BEGIN

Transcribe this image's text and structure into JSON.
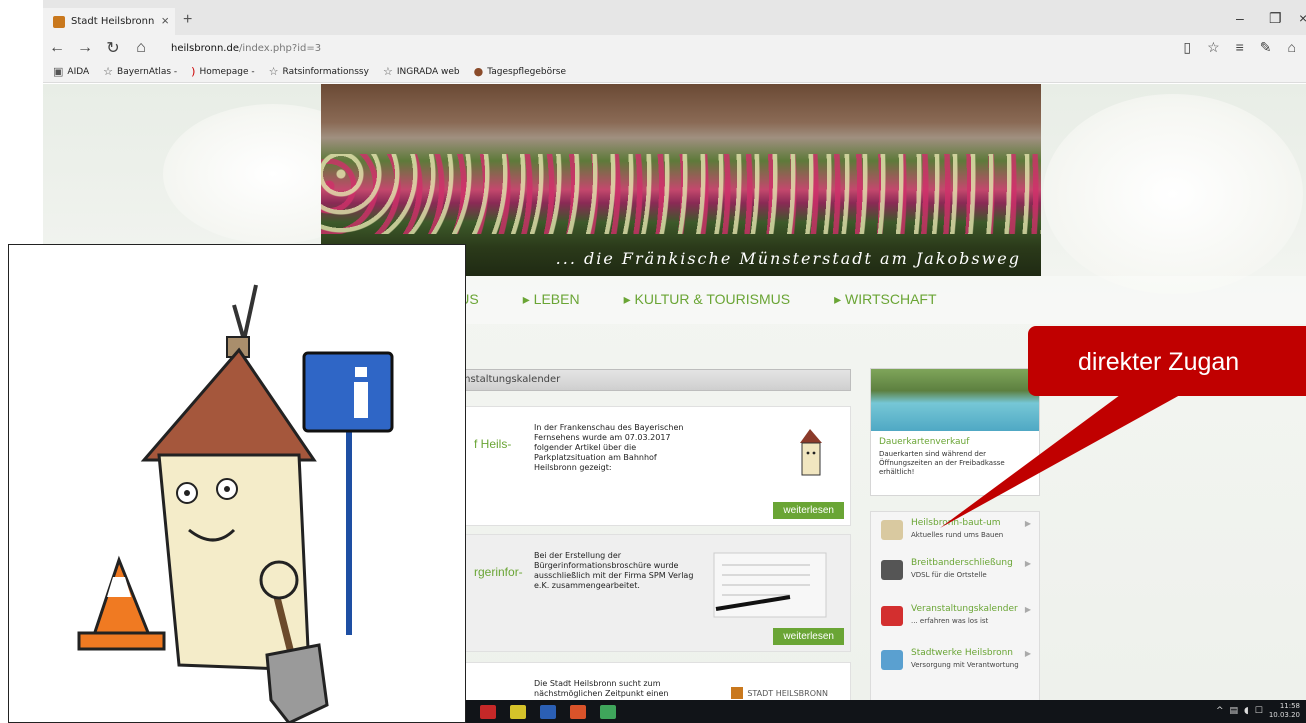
{
  "browser": {
    "tab_title": "Stadt Heilsbronn | Starts",
    "url_host": "heilsbronn.de",
    "url_path": "/index.php?id=3",
    "new_tab_label": "+",
    "tab_close_label": "×",
    "icons": [
      "back-icon",
      "forward-icon",
      "refresh-icon",
      "home-icon",
      "reading-view-icon",
      "favorite-star-icon",
      "hub-icon",
      "note-icon",
      "share-icon"
    ],
    "window_controls": [
      "–",
      "❐",
      "×"
    ]
  },
  "favorites": [
    {
      "label": "AIDA",
      "icon": "map-icon"
    },
    {
      "label": "BayernAtlas -",
      "icon": "star-icon"
    },
    {
      "label": "Homepage -",
      "icon": "bookmark-icon"
    },
    {
      "label": "Ratsinformationssy",
      "icon": "star-icon"
    },
    {
      "label": "INGRADA web",
      "icon": "star-icon"
    },
    {
      "label": "Tagespflegebörse",
      "icon": "bookmark-icon"
    }
  ],
  "banner": {
    "slogan": "... die Fränkische Münsterstadt am Jakobsweg"
  },
  "main_nav": [
    {
      "label": "ATHAUS"
    },
    {
      "label": "▸ LEBEN"
    },
    {
      "label": "▸ KULTUR & TOURISMUS"
    },
    {
      "label": "▸ WIRTSCHAFT"
    }
  ],
  "section": {
    "header": "anstaltungskalender"
  },
  "news": [
    {
      "title": "f Heils-",
      "text": "In der Frankenschau des Bayerischen Fernsehens wurde am 07.03.2017 folgender Artikel über die Parkplatzsituation am Bahnhof Heilsbronn gezeigt:",
      "more": "weiterlesen"
    },
    {
      "title": "rgerinfor-",
      "text": "Bei der Erstellung der Bürgerinformationsbroschüre wurde ausschließlich mit der Firma SPM Verlag e.K. zusammengearbeitet.",
      "more": "weiterlesen"
    },
    {
      "title": "",
      "text": "Die Stadt Heilsbronn sucht zum nächstmöglichen Zeitpunkt einen",
      "logo_text": "STADT HEILSBRONN"
    }
  ],
  "teaser": {
    "title": "Dauerkartenverkauf",
    "text": "Dauerkarten sind während der Öffnungszeiten an der Freibadkasse erhältlich!"
  },
  "quicklinks": [
    {
      "title": "Heilsbronn-baut-um",
      "sub": "Aktuelles rund ums Bauen",
      "icon": "house-icon",
      "color": "#d9c9a0"
    },
    {
      "title": "Breitbanderschließung",
      "sub": "VDSL für die Ortstelle",
      "icon": "download-icon",
      "color": "#555555"
    },
    {
      "title": "Veranstaltungskalender",
      "sub": "... erfahren was los ist",
      "icon": "calendar-icon",
      "color": "#d32f2f"
    },
    {
      "title": "Stadtwerke Heilsbronn",
      "sub": "Versorgung mit Verantwortung",
      "icon": "waves-icon",
      "color": "#5aa0d0"
    }
  ],
  "callout": {
    "text": "direkter Zugan",
    "color": "#c00000"
  },
  "colors": {
    "accent_green": "#6aa535",
    "callout_red": "#c00000"
  },
  "taskbar": {
    "apps": [
      {
        "name": "pdf-app-icon",
        "color": "#c62828"
      },
      {
        "name": "editor-app-icon",
        "color": "#d4c22a"
      },
      {
        "name": "word-app-icon",
        "color": "#2b5fb4"
      },
      {
        "name": "powerpoint-app-icon",
        "color": "#d9532a"
      },
      {
        "name": "image-app-icon",
        "color": "#3fa55b"
      }
    ],
    "time": "11:58",
    "date": "10.03.20"
  }
}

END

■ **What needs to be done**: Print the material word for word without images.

■ **Written answer**:
Transcribe this image's text and structure into JSON.
{
  "browser": {
    "tab_title": "Stadt Heilsbronn | Starts",
    "url_host": "heilsbronn.de",
    "url_path": "/index.php?id=3",
    "new_tab_label": "+",
    "tab_close_label": "×",
    "icons": [
      "back-icon",
      "forward-icon",
      "refresh-icon",
      "home-icon",
      "reading-view-icon",
      "favorite-star-icon",
      "hub-icon",
      "note-icon",
      "share-icon"
    ],
    "window_controls": [
      "–",
      "❐",
      "×"
    ]
  },
  "favorites": [
    {
      "label": "AIDA",
      "icon": "map-icon"
    },
    {
      "label": "BayernAtlas -",
      "icon": "star-icon"
    },
    {
      "label": "Homepage -",
      "icon": "bookmark-icon"
    },
    {
      "label": "Ratsinformationssy",
      "icon": "star-icon"
    },
    {
      "label": "INGRADA web",
      "icon": "star-icon"
    },
    {
      "label": "Tagespflegebörse",
      "icon": "bookmark-icon"
    }
  ],
  "banner": {
    "slogan": "... die Fränkische Münsterstadt am Jakobsweg"
  },
  "main_nav": [
    {
      "label": "ATHAUS"
    },
    {
      "label": "▸ LEBEN"
    },
    {
      "label": "▸ KULTUR & TOURISMUS"
    },
    {
      "label": "▸ WIRTSCHAFT"
    }
  ],
  "section": {
    "header": "anstaltungskalender"
  },
  "news": [
    {
      "title": "f Heils-",
      "text": "In der Frankenschau des Bayerischen Fernsehens wurde am 07.03.2017 folgender Artikel über die Parkplatzsituation am Bahnhof Heilsbronn gezeigt:",
      "more": "weiterlesen"
    },
    {
      "title": "rgerinfor-",
      "text": "Bei der Erstellung der Bürgerinformationsbroschüre wurde ausschließlich mit der Firma SPM Verlag e.K. zusammengearbeitet.",
      "more": "weiterlesen"
    },
    {
      "title": "",
      "text": "Die Stadt Heilsbronn sucht zum nächstmöglichen Zeitpunkt einen",
      "logo_text": "STADT HEILSBRONN"
    }
  ],
  "teaser": {
    "title": "Dauerkartenverkauf",
    "text": "Dauerkarten sind während der Öffnungszeiten an der Freibadkasse erhältlich!"
  },
  "quicklinks": [
    {
      "title": "Heilsbronn-baut-um",
      "sub": "Aktuelles rund ums Bauen",
      "icon": "house-icon",
      "color": "#d9c9a0"
    },
    {
      "title": "Breitbanderschließung",
      "sub": "VDSL für die Ortstelle",
      "icon": "download-icon",
      "color": "#555555"
    },
    {
      "title": "Veranstaltungskalender",
      "sub": "... erfahren was los ist",
      "icon": "calendar-icon",
      "color": "#d32f2f"
    },
    {
      "title": "Stadtwerke Heilsbronn",
      "sub": "Versorgung mit Verantwortung",
      "icon": "waves-icon",
      "color": "#5aa0d0"
    }
  ],
  "callout": {
    "text": "direkter Zugan",
    "color": "#c00000"
  },
  "colors": {
    "accent_green": "#6aa535",
    "callout_red": "#c00000"
  },
  "taskbar": {
    "apps": [
      {
        "name": "pdf-app-icon",
        "color": "#c62828"
      },
      {
        "name": "editor-app-icon",
        "color": "#d4c22a"
      },
      {
        "name": "word-app-icon",
        "color": "#2b5fb4"
      },
      {
        "name": "powerpoint-app-icon",
        "color": "#d9532a"
      },
      {
        "name": "image-app-icon",
        "color": "#3fa55b"
      }
    ],
    "time": "11:58",
    "date": "10.03.20"
  }
}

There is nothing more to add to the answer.